— Work to complete —
Find the string "Windows" in the entries and copy each line that has it.

++++ Records shown ++++

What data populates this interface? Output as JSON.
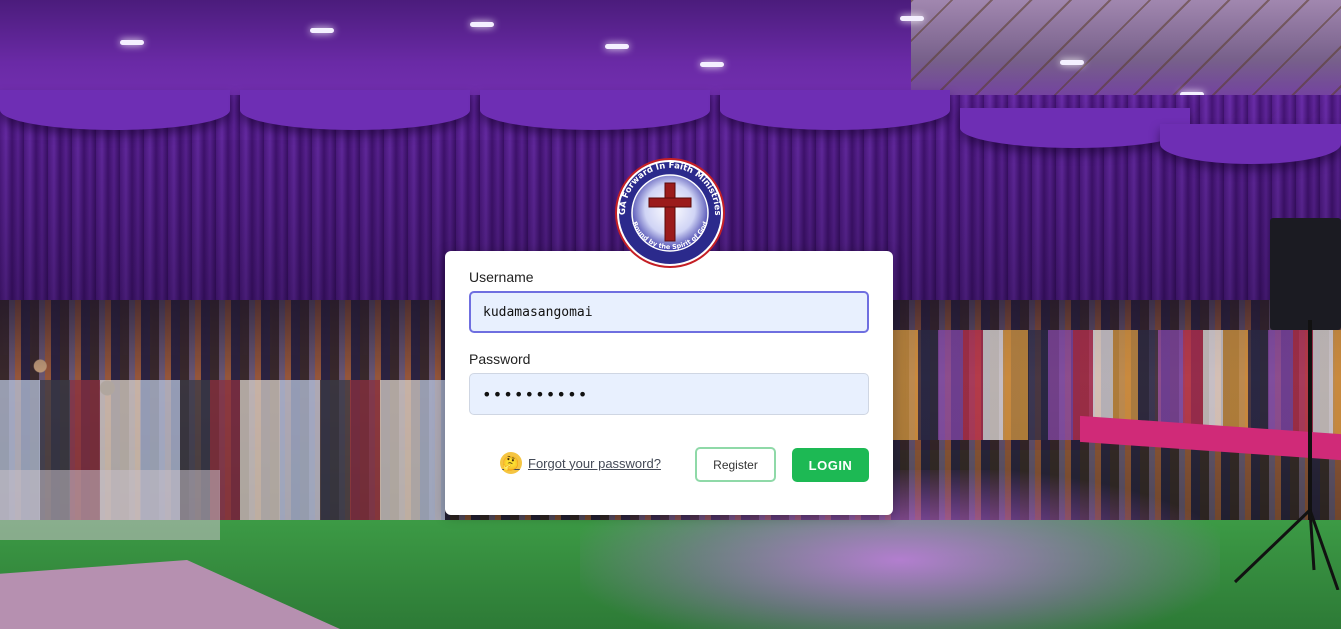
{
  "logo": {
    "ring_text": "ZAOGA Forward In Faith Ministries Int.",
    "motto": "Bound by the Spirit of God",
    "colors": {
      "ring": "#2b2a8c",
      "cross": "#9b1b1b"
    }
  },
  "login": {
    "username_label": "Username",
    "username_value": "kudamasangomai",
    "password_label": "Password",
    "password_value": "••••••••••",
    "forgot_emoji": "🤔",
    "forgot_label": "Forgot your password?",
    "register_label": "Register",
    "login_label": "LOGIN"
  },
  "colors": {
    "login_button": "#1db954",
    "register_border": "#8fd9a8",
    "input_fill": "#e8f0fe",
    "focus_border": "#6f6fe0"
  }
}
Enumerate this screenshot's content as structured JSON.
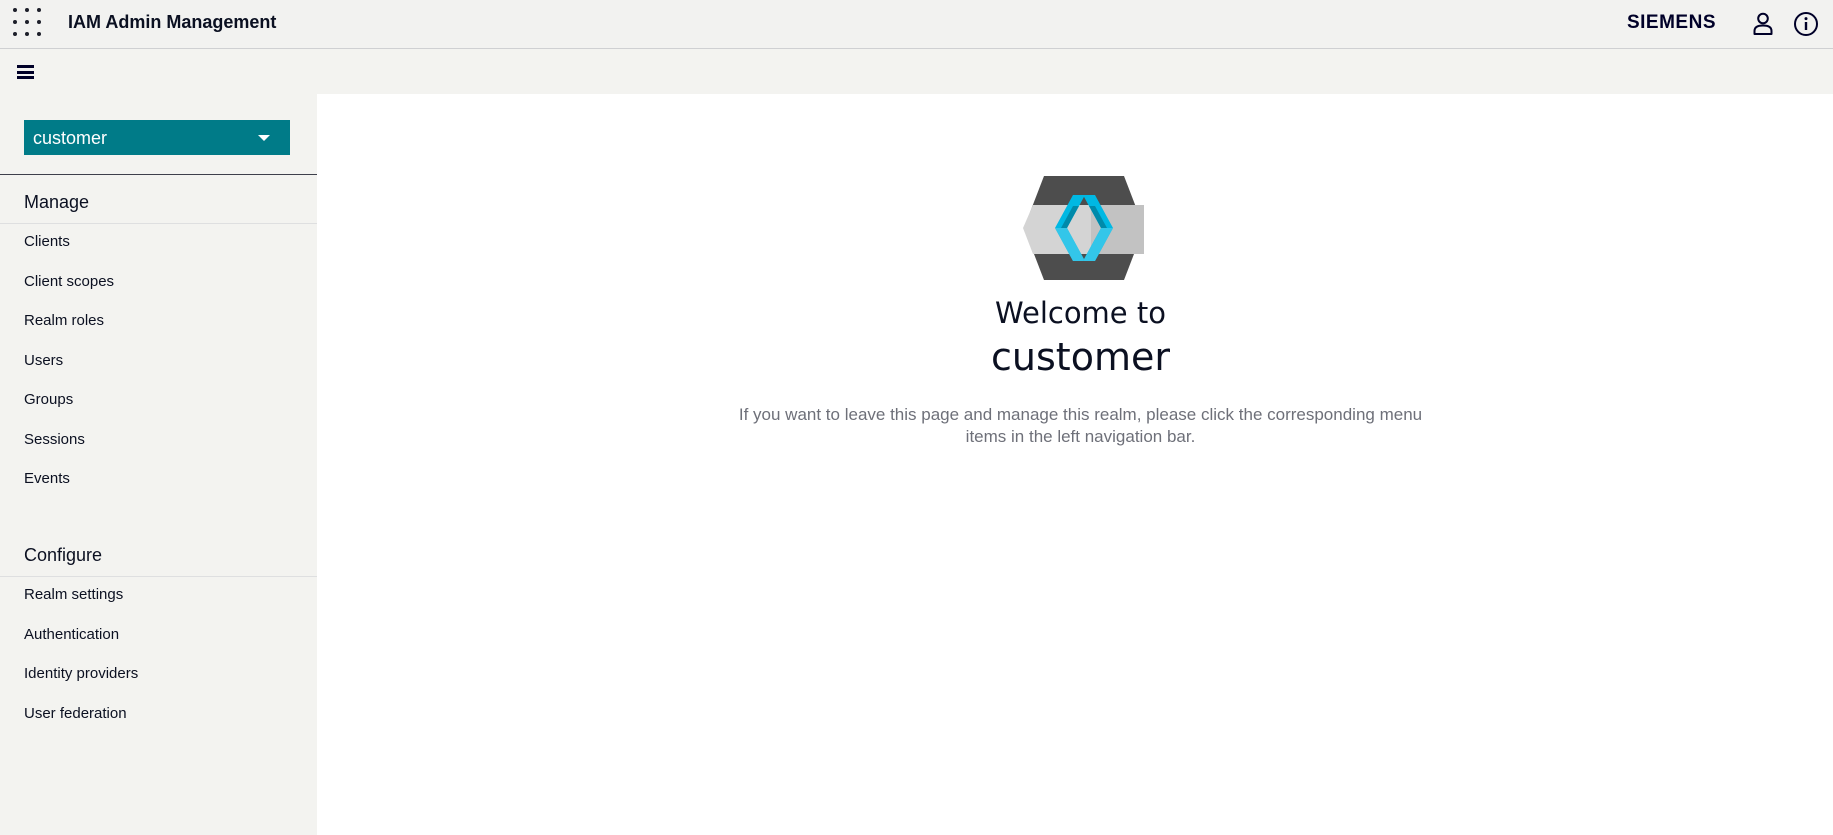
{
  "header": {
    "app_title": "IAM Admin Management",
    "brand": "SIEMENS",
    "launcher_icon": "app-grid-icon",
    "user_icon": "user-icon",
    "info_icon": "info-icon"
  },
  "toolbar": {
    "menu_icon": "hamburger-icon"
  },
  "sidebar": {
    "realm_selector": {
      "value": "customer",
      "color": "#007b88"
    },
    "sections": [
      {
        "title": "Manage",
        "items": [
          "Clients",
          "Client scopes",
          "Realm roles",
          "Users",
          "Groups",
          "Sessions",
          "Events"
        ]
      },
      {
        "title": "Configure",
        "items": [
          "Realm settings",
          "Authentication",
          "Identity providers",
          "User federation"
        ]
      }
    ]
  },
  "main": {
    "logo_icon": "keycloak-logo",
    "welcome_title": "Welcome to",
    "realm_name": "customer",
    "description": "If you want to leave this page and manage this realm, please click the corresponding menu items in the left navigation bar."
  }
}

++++
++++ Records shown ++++

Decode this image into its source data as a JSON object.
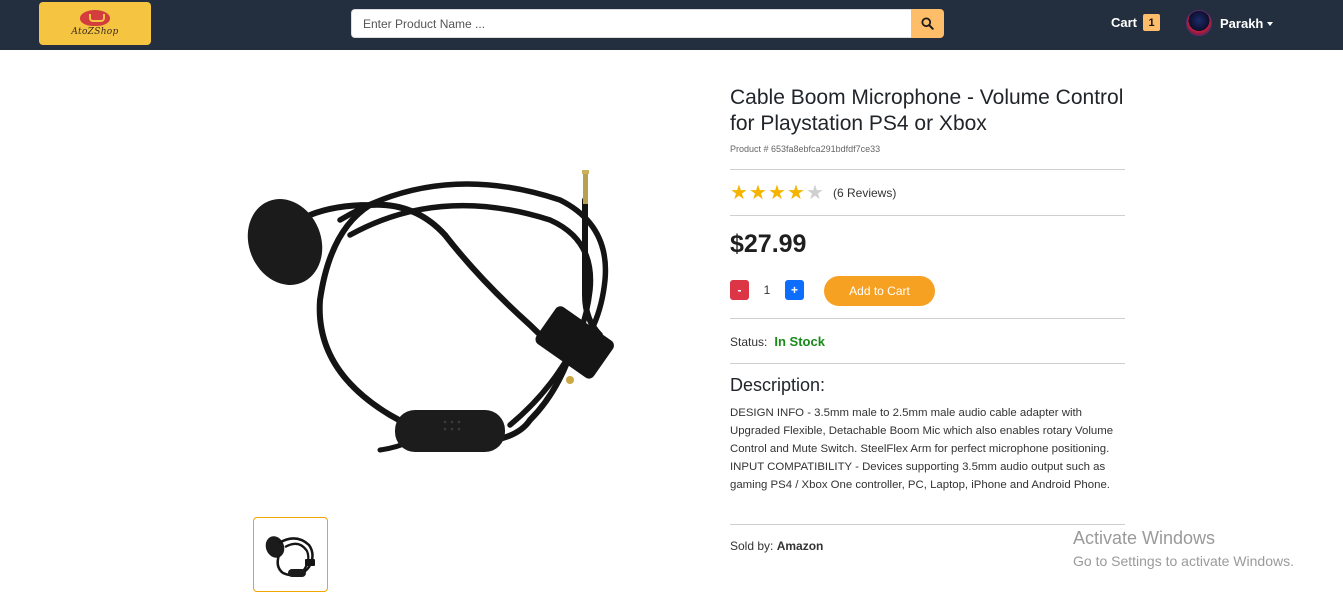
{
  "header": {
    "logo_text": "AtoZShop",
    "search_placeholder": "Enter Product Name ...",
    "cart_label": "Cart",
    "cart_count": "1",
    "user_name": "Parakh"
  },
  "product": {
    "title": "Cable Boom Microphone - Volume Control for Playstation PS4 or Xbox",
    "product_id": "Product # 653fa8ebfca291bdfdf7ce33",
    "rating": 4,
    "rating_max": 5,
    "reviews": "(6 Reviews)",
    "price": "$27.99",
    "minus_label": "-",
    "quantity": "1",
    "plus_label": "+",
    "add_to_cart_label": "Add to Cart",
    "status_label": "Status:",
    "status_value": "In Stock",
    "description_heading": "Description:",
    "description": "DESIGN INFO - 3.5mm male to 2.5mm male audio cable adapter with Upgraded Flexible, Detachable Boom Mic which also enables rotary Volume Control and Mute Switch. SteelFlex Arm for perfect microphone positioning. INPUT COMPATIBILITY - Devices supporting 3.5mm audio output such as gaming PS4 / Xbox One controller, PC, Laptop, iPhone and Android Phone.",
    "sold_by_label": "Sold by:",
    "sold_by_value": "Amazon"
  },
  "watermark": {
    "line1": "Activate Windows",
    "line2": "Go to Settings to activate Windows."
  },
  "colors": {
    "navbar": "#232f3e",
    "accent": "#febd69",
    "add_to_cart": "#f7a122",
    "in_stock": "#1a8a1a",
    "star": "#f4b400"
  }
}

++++

— Task result —
    "line1": "Activate Windows",
    "line2": "Go to Settings to activate Windows."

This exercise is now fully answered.